(Data records for software interfaces)
--------------------

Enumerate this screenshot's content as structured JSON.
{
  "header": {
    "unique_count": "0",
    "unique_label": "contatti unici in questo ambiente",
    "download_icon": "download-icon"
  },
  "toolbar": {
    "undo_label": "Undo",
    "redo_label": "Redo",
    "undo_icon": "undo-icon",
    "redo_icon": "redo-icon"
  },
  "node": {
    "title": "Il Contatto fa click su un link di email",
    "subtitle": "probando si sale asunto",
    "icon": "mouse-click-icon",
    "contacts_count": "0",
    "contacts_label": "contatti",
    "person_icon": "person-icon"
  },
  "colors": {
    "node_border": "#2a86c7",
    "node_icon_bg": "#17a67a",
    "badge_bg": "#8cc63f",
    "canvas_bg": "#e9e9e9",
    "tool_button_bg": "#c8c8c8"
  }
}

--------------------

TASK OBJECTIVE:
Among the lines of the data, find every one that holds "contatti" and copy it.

ANSWER TO THIS TASK:
    "unique_label": "contatti unici in questo ambiente",
    "contacts_label": "contatti",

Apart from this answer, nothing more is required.